[Saved entries]
┄┄┄┄┄┄┄┄┄┄┄┄┄┄┄┄┄┄┄┄
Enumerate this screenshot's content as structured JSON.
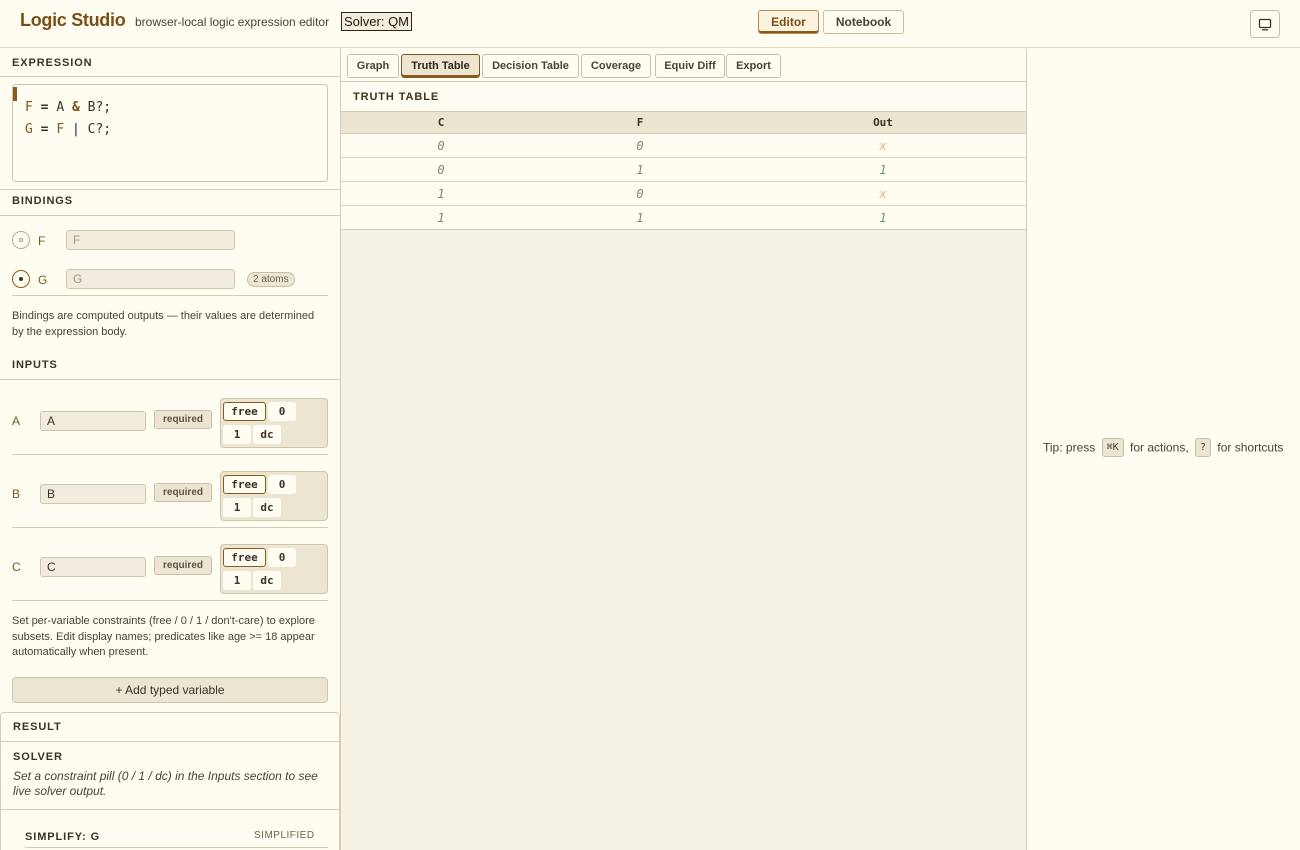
{
  "header": {
    "title": "Logic Studio",
    "subtitle": "browser-local logic expression editor",
    "solver_label": "Solver: QM",
    "modes": [
      "Editor",
      "Notebook"
    ],
    "active_mode": "Editor",
    "display_icon": "monitor-icon"
  },
  "expression": {
    "title": "EXPRESSION",
    "lines": [
      "F = A & B?;",
      "G = F | C?;"
    ]
  },
  "bindings": {
    "title": "BINDINGS",
    "items": [
      {
        "name": "F",
        "placeholder": "F",
        "selected": false
      },
      {
        "name": "G",
        "placeholder": "G",
        "selected": true,
        "badge": "2 atoms"
      }
    ],
    "note": "Bindings are computed outputs — their values are determined by the expression body."
  },
  "inputs": {
    "title": "INPUTS",
    "required_label": "required",
    "pills": [
      "free",
      "0",
      "1",
      "dc"
    ],
    "items": [
      {
        "name": "A",
        "value": "A",
        "constraint": "free"
      },
      {
        "name": "B",
        "value": "B",
        "constraint": "free"
      },
      {
        "name": "C",
        "value": "C",
        "constraint": "free"
      }
    ],
    "note": "Set per-variable constraints (free / 0 / 1 / don't-care) to explore subsets. Edit display names; predicates like age  >=  18 appear automatically when present.",
    "add_label": "+ Add typed variable"
  },
  "result": {
    "title": "RESULT",
    "solver_title": "SOLVER",
    "solver_message": "Set a constraint pill (0 / 1 / dc) in the Inputs section to see live solver output.",
    "simplify_title": "SIMPLIFY: G",
    "simplify_status": "SIMPLIFIED"
  },
  "tabs": [
    "Graph",
    "Truth Table",
    "Decision Table",
    "Coverage",
    "Equiv Diff",
    "Export"
  ],
  "active_tab": "Truth Table",
  "truth_table": {
    "title": "TRUTH TABLE",
    "columns": [
      "C",
      "F",
      "Out"
    ],
    "rows": [
      [
        "0",
        "0",
        "x"
      ],
      [
        "0",
        "1",
        "1"
      ],
      [
        "1",
        "0",
        "x"
      ],
      [
        "1",
        "1",
        "1"
      ]
    ]
  },
  "tip": {
    "prefix": "Tip: press",
    "key1": "⌘K",
    "middle": "for actions,",
    "key2": "?",
    "suffix": "for shortcuts"
  },
  "colors": {
    "accent": "#7a4f14",
    "background": "#fffcf2",
    "out_dc": "#d9b48a",
    "out_true": "#6a9a82"
  }
}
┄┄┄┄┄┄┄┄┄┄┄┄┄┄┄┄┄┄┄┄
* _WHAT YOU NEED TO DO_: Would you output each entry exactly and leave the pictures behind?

* _EXERCISE RESULT_:
Enumerate this screenshot's content as structured JSON.
{
  "header": {
    "title": "Logic Studio",
    "subtitle": "browser-local logic expression editor",
    "solver_label": "Solver: QM",
    "modes": [
      "Editor",
      "Notebook"
    ],
    "active_mode": "Editor",
    "display_icon": "monitor-icon"
  },
  "expression": {
    "title": "EXPRESSION",
    "lines": [
      "F = A & B?;",
      "G = F | C?;"
    ]
  },
  "bindings": {
    "title": "BINDINGS",
    "items": [
      {
        "name": "F",
        "placeholder": "F",
        "selected": false
      },
      {
        "name": "G",
        "placeholder": "G",
        "selected": true,
        "badge": "2 atoms"
      }
    ],
    "note": "Bindings are computed outputs — their values are determined by the expression body."
  },
  "inputs": {
    "title": "INPUTS",
    "required_label": "required",
    "pills": [
      "free",
      "0",
      "1",
      "dc"
    ],
    "items": [
      {
        "name": "A",
        "value": "A",
        "constraint": "free"
      },
      {
        "name": "B",
        "value": "B",
        "constraint": "free"
      },
      {
        "name": "C",
        "value": "C",
        "constraint": "free"
      }
    ],
    "note": "Set per-variable constraints (free / 0 / 1 / don't-care) to explore subsets. Edit display names; predicates like age  >=  18 appear automatically when present.",
    "add_label": "+ Add typed variable"
  },
  "result": {
    "title": "RESULT",
    "solver_title": "SOLVER",
    "solver_message": "Set a constraint pill (0 / 1 / dc) in the Inputs section to see live solver output.",
    "simplify_title": "SIMPLIFY: G",
    "simplify_status": "SIMPLIFIED"
  },
  "tabs": [
    "Graph",
    "Truth Table",
    "Decision Table",
    "Coverage",
    "Equiv Diff",
    "Export"
  ],
  "active_tab": "Truth Table",
  "truth_table": {
    "title": "TRUTH TABLE",
    "columns": [
      "C",
      "F",
      "Out"
    ],
    "rows": [
      [
        "0",
        "0",
        "x"
      ],
      [
        "0",
        "1",
        "1"
      ],
      [
        "1",
        "0",
        "x"
      ],
      [
        "1",
        "1",
        "1"
      ]
    ]
  },
  "tip": {
    "prefix": "Tip: press",
    "key1": "⌘K",
    "middle": "for actions,",
    "key2": "?",
    "suffix": "for shortcuts"
  },
  "colors": {
    "accent": "#7a4f14",
    "background": "#fffcf2",
    "out_dc": "#d9b48a",
    "out_true": "#6a9a82"
  }
}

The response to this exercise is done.